TASK GOAL
Down to the last line, print the entries below exactly, and keep every picture out of the copy.

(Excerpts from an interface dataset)
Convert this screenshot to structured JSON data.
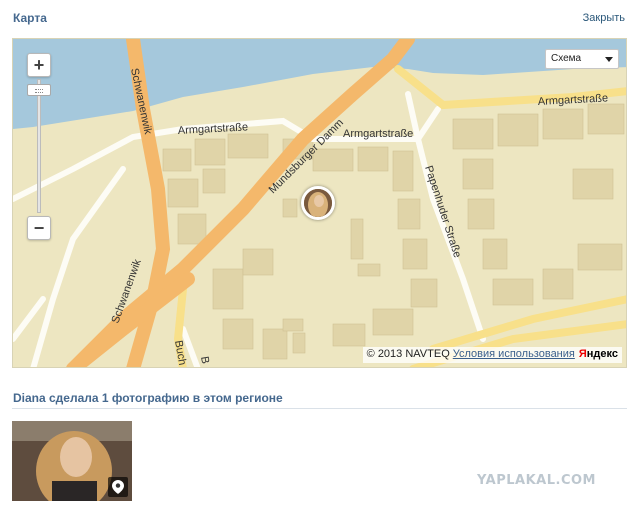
{
  "header": {
    "title": "Карта",
    "close_label": "Закрыть"
  },
  "map": {
    "layer_select_value": "Схема",
    "zoom_in_label": "+",
    "zoom_out_label": "−",
    "street_labels": {
      "armgart_top": "Armgartstraße",
      "armgart_left": "Armgartstraße",
      "armgart_mid": "Armgartstraße",
      "mundsburger": "Mundsburger Damm",
      "schwanenwik_top": "Schwanenwik",
      "schwanenwik_bottom": "Schwanenwik",
      "papenhuder": "Papenhuder Straße",
      "buch": "Buch",
      "b": "B"
    },
    "copyright_text": "© 2013 NAVTEQ",
    "terms_label": "Условия использования",
    "logo_first": "Я",
    "logo_rest": "ндекс",
    "colors": {
      "land": "#ede6c1",
      "water": "#a5c8dc",
      "major_road": "#f4b86b",
      "minor_road": "#fdfcf5",
      "building": "#e0d4a8",
      "yellow_road": "#f8e08a"
    }
  },
  "photos_section": {
    "title": "Diana сделала 1 фотографию в этом регионе"
  },
  "watermark": "YAPLAKAL.COM"
}
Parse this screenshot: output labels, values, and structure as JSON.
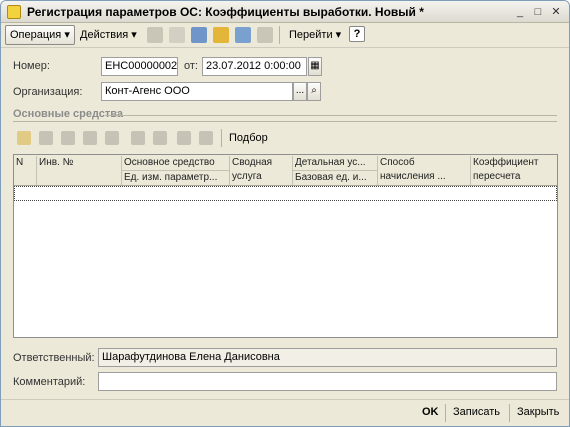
{
  "window": {
    "title": "Регистрация параметров ОС: Коэффициенты выработки. Новый *",
    "minimize": "_",
    "maximize": "□",
    "close": "✕"
  },
  "toolbar": {
    "operation": "Операция",
    "actions": "Действия",
    "goto": "Перейти",
    "help": "?"
  },
  "form": {
    "number_label": "Номер:",
    "number_value": "ЕНС00000002",
    "from_label": "от:",
    "date_value": "23.07.2012  0:00:00",
    "org_label": "Организация:",
    "org_value": "Конт-Агенс ООО",
    "select_btn": "...",
    "section_title": "Основные средства",
    "selection_btn": "Подбор",
    "responsible_label": "Ответственный:",
    "responsible_value": "Шарафутдинова Елена Данисовна",
    "comment_label": "Комментарий:",
    "comment_value": ""
  },
  "table": {
    "columns": [
      {
        "top": "N",
        "bottom": ""
      },
      {
        "top": "Инв. №",
        "bottom": ""
      },
      {
        "top": "Основное средство",
        "bottom": "Ед. изм. параметр..."
      },
      {
        "top": "Сводная",
        "bottom": "услуга"
      },
      {
        "top": "Детальная ус...",
        "bottom": "Базовая  ед. и..."
      },
      {
        "top": "Способ",
        "bottom": "начисления ..."
      },
      {
        "top": "Коэффициент",
        "bottom": "пересчета"
      }
    ],
    "rows": []
  },
  "footer": {
    "ok": "OK",
    "save": "Записать",
    "close": "Закрыть"
  },
  "colors": {
    "window_bg": "#ece9d8",
    "section_title": "#8c8c8c",
    "field_border": "#9e9e9e"
  }
}
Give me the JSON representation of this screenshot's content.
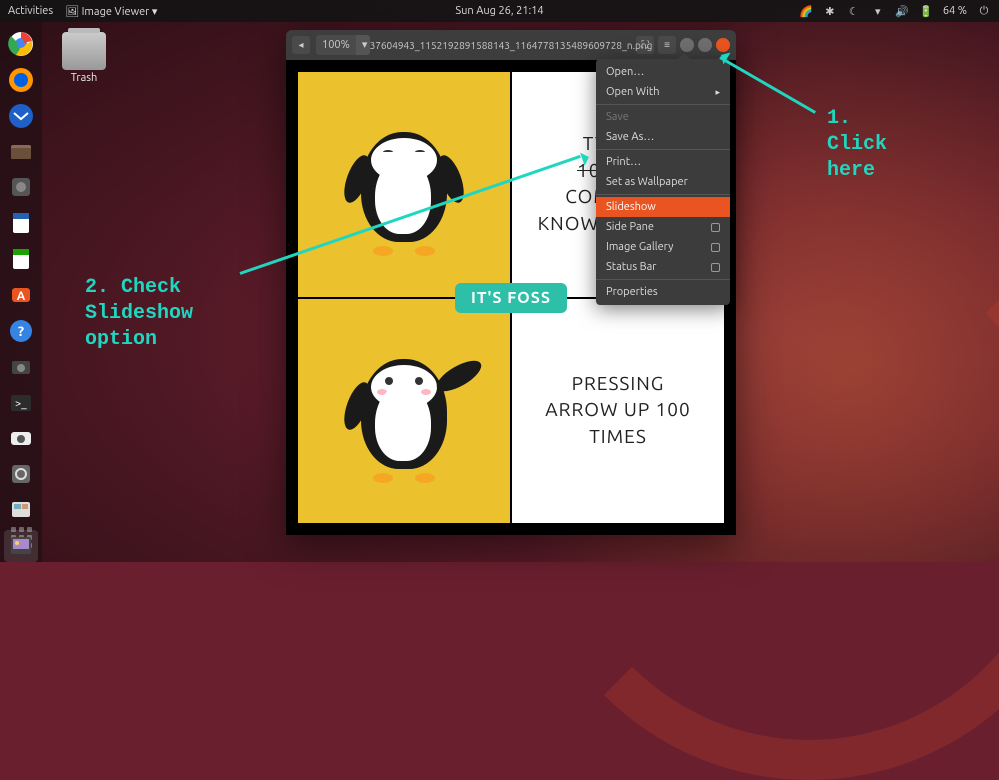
{
  "topbar": {
    "activities": "Activities",
    "app": "Image Viewer ▾",
    "datetime": "Sun Aug 26, 21:14",
    "battery": "64 %"
  },
  "desktop": {
    "trash_label": "Trash"
  },
  "window": {
    "zoom": "100%",
    "title": "37604943_1152192891588143_1164778135489609728_n.png"
  },
  "meme": {
    "tl_line1": "TYPING",
    "tl_line2_strike": "10 CHAR",
    "tl_line3": "COMMAND",
    "tl_line4": "KNOW BY HEART",
    "br_line1": "PRESSING",
    "br_line2": "ARROW UP 100",
    "br_line3": "TIMES",
    "badge": "IT'S FOSS"
  },
  "menu": {
    "open": "Open…",
    "open_with": "Open With",
    "save": "Save",
    "save_as": "Save As…",
    "print": "Print…",
    "wallpaper": "Set as Wallpaper",
    "slideshow": "Slideshow",
    "side_pane": "Side Pane",
    "gallery": "Image Gallery",
    "status": "Status Bar",
    "properties": "Properties"
  },
  "annot": {
    "step1": "1.\nClick\nhere",
    "step2": "2. Check\nSlideshow\noption"
  }
}
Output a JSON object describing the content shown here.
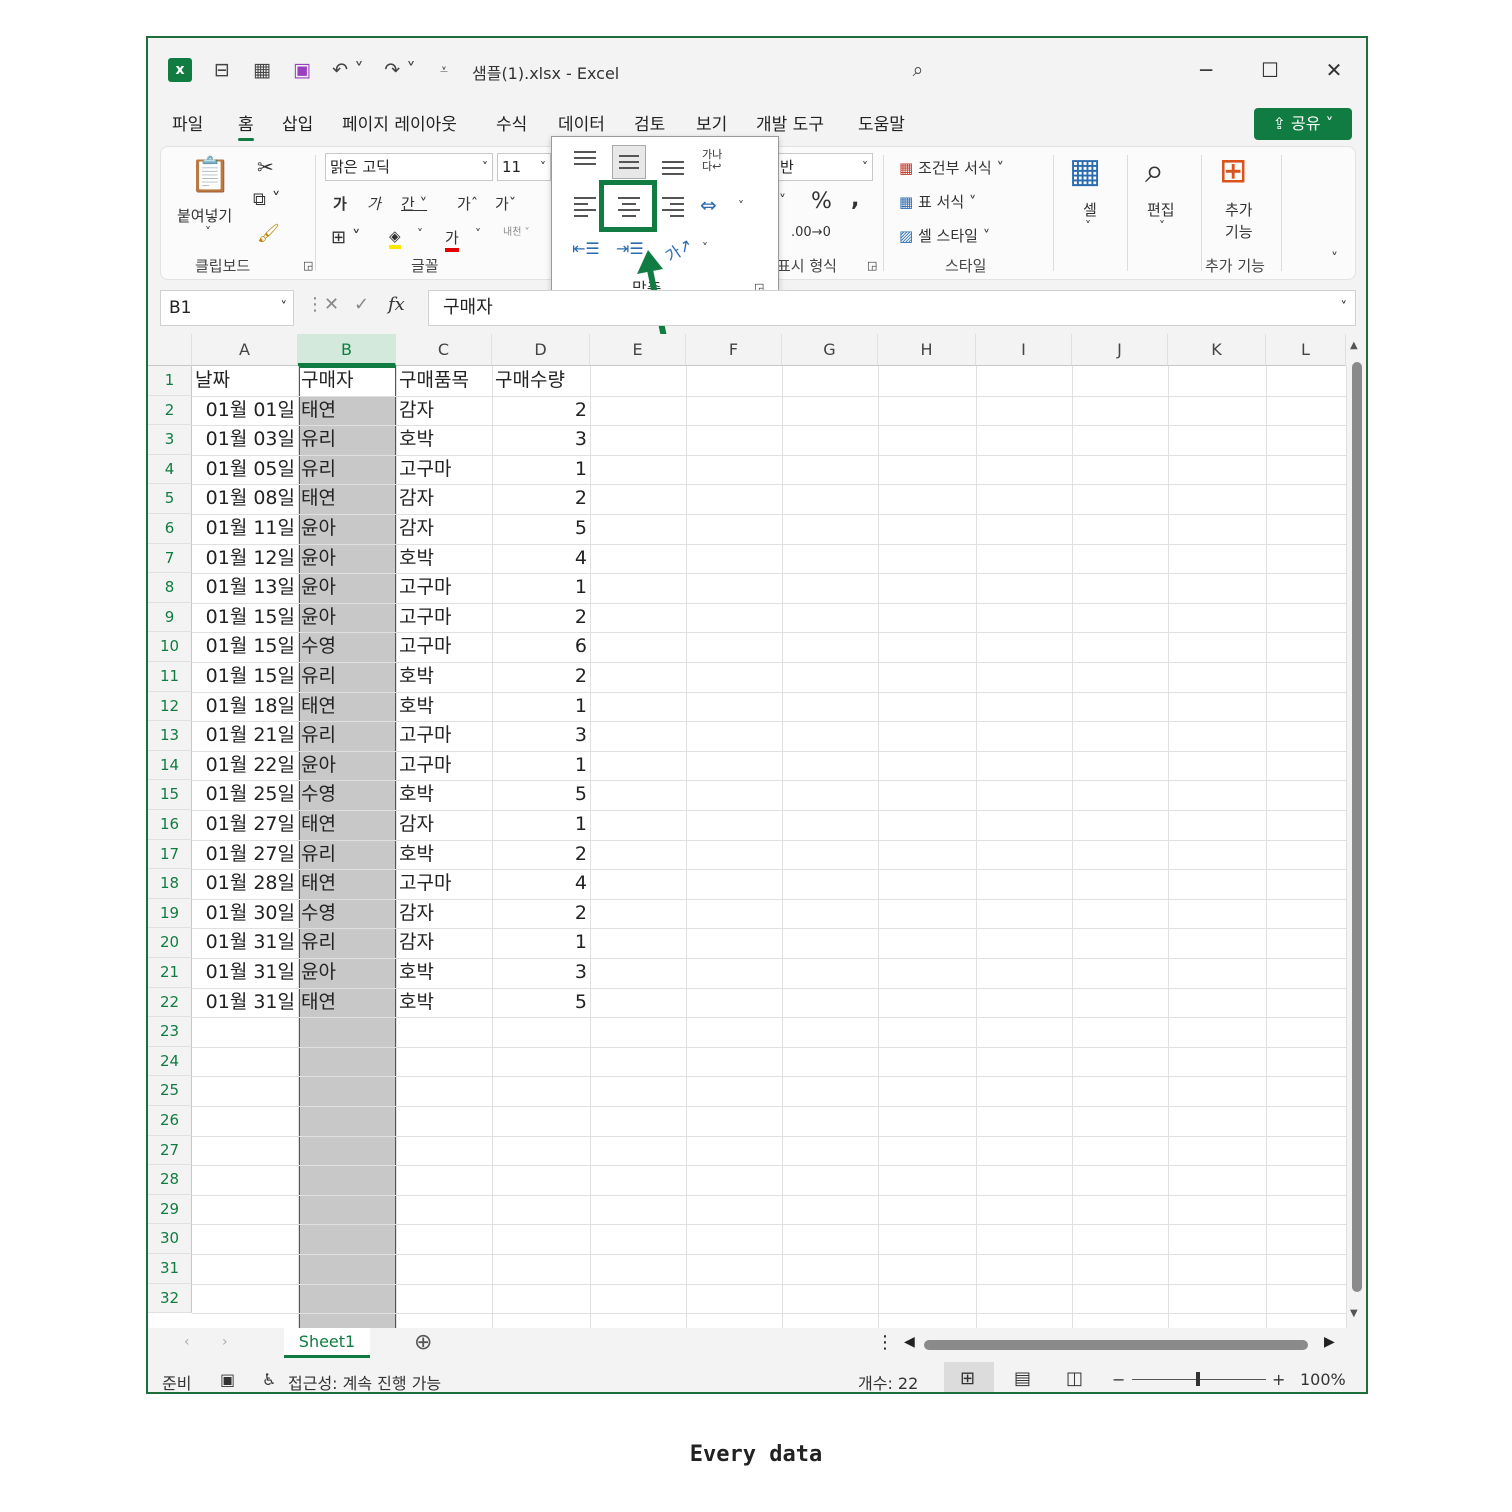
{
  "title_bar": {
    "title": "샘플(1).xlsx  -  Excel"
  },
  "menu": [
    "파일",
    "홈",
    "삽입",
    "페이지 레이아웃",
    "수식",
    "데이터",
    "검토",
    "보기",
    "개발 도구",
    "도움말"
  ],
  "share_label": "공유",
  "ribbon": {
    "paste_label": "붙여넣기",
    "clipboard_label": "클립보드",
    "font_name": "맑은 고딕",
    "font_size": "11",
    "font_label": "글꼴",
    "number_format": "반",
    "number_label": "표시 형식",
    "percent": "%",
    "conditional_format": "조건부 서식",
    "table_format": "표 서식",
    "cell_style": "셀 스타일",
    "style_label": "스타일",
    "cells_label": "셀",
    "edit_label": "편집",
    "addins_label": "추가\n기능",
    "addins_group_label": "추가 기능"
  },
  "alignment_popup": {
    "label": "맞춤"
  },
  "formula_bar": {
    "name_box": "B1",
    "fx": "fx",
    "formula": "구매자"
  },
  "columns": [
    "A",
    "B",
    "C",
    "D",
    "E",
    "F",
    "G",
    "H",
    "I",
    "J",
    "K",
    "L"
  ],
  "selected_column": "B",
  "row_numbers": [
    "1",
    "2",
    "3",
    "4",
    "5",
    "6",
    "7",
    "8",
    "9",
    "10",
    "11",
    "12",
    "13",
    "14",
    "15",
    "16",
    "17",
    "18",
    "19",
    "20",
    "21",
    "22",
    "23",
    "24",
    "25",
    "26",
    "27",
    "28",
    "29",
    "30",
    "31",
    "32"
  ],
  "headers": [
    "날짜",
    "구매자",
    "구매품목",
    "구매수량"
  ],
  "rows": [
    [
      "01월 01일",
      "태연",
      "감자",
      "2"
    ],
    [
      "01월 03일",
      "유리",
      "호박",
      "3"
    ],
    [
      "01월 05일",
      "유리",
      "고구마",
      "1"
    ],
    [
      "01월 08일",
      "태연",
      "감자",
      "2"
    ],
    [
      "01월 11일",
      "윤아",
      "감자",
      "5"
    ],
    [
      "01월 12일",
      "윤아",
      "호박",
      "4"
    ],
    [
      "01월 13일",
      "윤아",
      "고구마",
      "1"
    ],
    [
      "01월 15일",
      "윤아",
      "고구마",
      "2"
    ],
    [
      "01월 15일",
      "수영",
      "고구마",
      "6"
    ],
    [
      "01월 15일",
      "유리",
      "호박",
      "2"
    ],
    [
      "01월 18일",
      "태연",
      "호박",
      "1"
    ],
    [
      "01월 21일",
      "유리",
      "고구마",
      "3"
    ],
    [
      "01월 22일",
      "윤아",
      "고구마",
      "1"
    ],
    [
      "01월 25일",
      "수영",
      "호박",
      "5"
    ],
    [
      "01월 27일",
      "태연",
      "감자",
      "1"
    ],
    [
      "01월 27일",
      "유리",
      "호박",
      "2"
    ],
    [
      "01월 28일",
      "태연",
      "고구마",
      "4"
    ],
    [
      "01월 30일",
      "수영",
      "감자",
      "2"
    ],
    [
      "01월 31일",
      "유리",
      "감자",
      "1"
    ],
    [
      "01월 31일",
      "윤아",
      "호박",
      "3"
    ],
    [
      "01월 31일",
      "태연",
      "호박",
      "5"
    ]
  ],
  "sheet_tab": "Sheet1",
  "status": {
    "ready": "준비",
    "accessibility": "접근성: 계속 진행 가능",
    "count": "개수: 22",
    "zoom": "100%"
  },
  "caption": "Every data",
  "accent_color": "#107c41"
}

OUTPUT OF THE EXERCISE
Convert this screenshot to structured JSON data.
{
  "header": {
    "title": "Карта",
    "close_label": "Закрыть"
  },
  "map": {
    "layer_select_value": "Схема",
    "zoom_in_label": "+",
    "zoom_out_label": "−",
    "street_labels": {
      "armgart_top": "Armgartstraße",
      "armgart_left": "Armgartstraße",
      "armgart_mid": "Armgartstraße",
      "mundsburger": "Mundsburger Damm",
      "schwanenwik_top": "Schwanenwik",
      "schwanenwik_bottom": "Schwanenwik",
      "papenhuder": "Papenhuder Straße",
      "buch": "Buch",
      "b": "B"
    },
    "copyright_text": "© 2013 NAVTEQ",
    "terms_label": "Условия использования",
    "logo_first": "Я",
    "logo_rest": "ндекс",
    "colors": {
      "land": "#ede6c1",
      "water": "#a5c8dc",
      "major_road": "#f4b86b",
      "minor_road": "#fdfcf5",
      "building": "#e0d4a8",
      "yellow_road": "#f8e08a"
    }
  },
  "photos_section": {
    "title": "Diana сделала 1 фотографию в этом регионе"
  },
  "watermark": "YAPLAKAL.COM"
}
Parse this screenshot: output labels, values, and structure as JSON.
{
  "window": {
    "title": "Регистрация параметров ОС: Коэффициенты выработки. Новый *",
    "minimize": "_",
    "maximize": "□",
    "close": "✕"
  },
  "toolbar": {
    "operation": "Операция",
    "actions": "Действия",
    "goto": "Перейти",
    "help": "?"
  },
  "form": {
    "number_label": "Номер:",
    "number_value": "ЕНС00000002",
    "from_label": "от:",
    "date_value": "23.07.2012  0:00:00",
    "org_label": "Организация:",
    "org_value": "Конт-Агенс ООО",
    "select_btn": "...",
    "section_title": "Основные средства",
    "selection_btn": "Подбор",
    "responsible_label": "Ответственный:",
    "responsible_value": "Шарафутдинова Елена Данисовна",
    "comment_label": "Комментарий:",
    "comment_value": ""
  },
  "table": {
    "columns": [
      {
        "top": "N",
        "bottom": ""
      },
      {
        "top": "Инв. №",
        "bottom": ""
      },
      {
        "top": "Основное средство",
        "bottom": "Ед. изм. параметр..."
      },
      {
        "top": "Сводная",
        "bottom": "услуга"
      },
      {
        "top": "Детальная ус...",
        "bottom": "Базовая  ед. и..."
      },
      {
        "top": "Способ",
        "bottom": "начисления ..."
      },
      {
        "top": "Коэффициент",
        "bottom": "пересчета"
      }
    ],
    "rows": []
  },
  "footer": {
    "ok": "OK",
    "save": "Записать",
    "close": "Закрыть"
  },
  "colors": {
    "window_bg": "#ece9d8",
    "section_title": "#8c8c8c",
    "field_border": "#9e9e9e"
  }
}
Give me the JSON representation of this screenshot's content.
{
  "topbar": {
    "activities": "Activities",
    "app": "Image Viewer ▾",
    "datetime": "Sun Aug 26, 21:14",
    "battery": "64 %"
  },
  "desktop": {
    "trash_label": "Trash"
  },
  "window": {
    "zoom": "100%",
    "title": "37604943_1152192891588143_1164778135489609728_n.png"
  },
  "meme": {
    "tl_line1": "TYPING",
    "tl_line2_strike": "10 CHAR",
    "tl_line3": "COMMAND",
    "tl_line4": "KNOW BY HEART",
    "br_line1": "PRESSING",
    "br_line2": "ARROW UP 100",
    "br_line3": "TIMES",
    "badge": "IT'S FOSS"
  },
  "menu": {
    "open": "Open…",
    "open_with": "Open With",
    "save": "Save",
    "save_as": "Save As…",
    "print": "Print…",
    "wallpaper": "Set as Wallpaper",
    "slideshow": "Slideshow",
    "side_pane": "Side Pane",
    "gallery": "Image Gallery",
    "status": "Status Bar",
    "properties": "Properties"
  },
  "annot": {
    "step1": "1.\nClick\nhere",
    "step2": "2. Check\nSlideshow\noption"
  }
}
Output a JSON object describing the content shown here.
{
  "title_bar": {
    "title": "샘플(1).xlsx  -  Excel"
  },
  "menu": [
    "파일",
    "홈",
    "삽입",
    "페이지 레이아웃",
    "수식",
    "데이터",
    "검토",
    "보기",
    "개발 도구",
    "도움말"
  ],
  "share_label": "공유",
  "ribbon": {
    "paste_label": "붙여넣기",
    "clipboard_label": "클립보드",
    "font_name": "맑은 고딕",
    "font_size": "11",
    "font_label": "글꼴",
    "number_format": "반",
    "number_label": "표시 형식",
    "percent": "%",
    "conditional_format": "조건부 서식",
    "table_format": "표 서식",
    "cell_style": "셀 스타일",
    "style_label": "스타일",
    "cells_label": "셀",
    "edit_label": "편집",
    "addins_label": "추가\n기능",
    "addins_group_label": "추가 기능"
  },
  "alignment_popup": {
    "label": "맞춤"
  },
  "formula_bar": {
    "name_box": "B1",
    "fx": "fx",
    "formula": "구매자"
  },
  "columns": [
    "A",
    "B",
    "C",
    "D",
    "E",
    "F",
    "G",
    "H",
    "I",
    "J",
    "K",
    "L"
  ],
  "selected_column": "B",
  "row_numbers": [
    "1",
    "2",
    "3",
    "4",
    "5",
    "6",
    "7",
    "8",
    "9",
    "10",
    "11",
    "12",
    "13",
    "14",
    "15",
    "16",
    "17",
    "18",
    "19",
    "20",
    "21",
    "22",
    "23",
    "24",
    "25",
    "26",
    "27",
    "28",
    "29",
    "30",
    "31",
    "32"
  ],
  "headers": [
    "날짜",
    "구매자",
    "구매품목",
    "구매수량"
  ],
  "rows": [
    [
      "01월 01일",
      "태연",
      "감자",
      "2"
    ],
    [
      "01월 03일",
      "유리",
      "호박",
      "3"
    ],
    [
      "01월 05일",
      "유리",
      "고구마",
      "1"
    ],
    [
      "01월 08일",
      "태연",
      "감자",
      "2"
    ],
    [
      "01월 11일",
      "윤아",
      "감자",
      "5"
    ],
    [
      "01월 12일",
      "윤아",
      "호박",
      "4"
    ],
    [
      "01월 13일",
      "윤아",
      "고구마",
      "1"
    ],
    [
      "01월 15일",
      "윤아",
      "고구마",
      "2"
    ],
    [
      "01월 15일",
      "수영",
      "고구마",
      "6"
    ],
    [
      "01월 15일",
      "유리",
      "호박",
      "2"
    ],
    [
      "01월 18일",
      "태연",
      "호박",
      "1"
    ],
    [
      "01월 21일",
      "유리",
      "고구마",
      "3"
    ],
    [
      "01월 22일",
      "윤아",
      "고구마",
      "1"
    ],
    [
      "01월 25일",
      "수영",
      "호박",
      "5"
    ],
    [
      "01월 27일",
      "태연",
      "감자",
      "1"
    ],
    [
      "01월 27일",
      "유리",
      "호박",
      "2"
    ],
    [
      "01월 28일",
      "태연",
      "고구마",
      "4"
    ],
    [
      "01월 30일",
      "수영",
      "감자",
      "2"
    ],
    [
      "01월 31일",
      "유리",
      "감자",
      "1"
    ],
    [
      "01월 31일",
      "윤아",
      "호박",
      "3"
    ],
    [
      "01월 31일",
      "태연",
      "호박",
      "5"
    ]
  ],
  "sheet_tab": "Sheet1",
  "status": {
    "ready": "준비",
    "accessibility": "접근성: 계속 진행 가능",
    "count": "개수: 22",
    "zoom": "100%"
  },
  "caption": "Every data",
  "accent_color": "#107c41"
}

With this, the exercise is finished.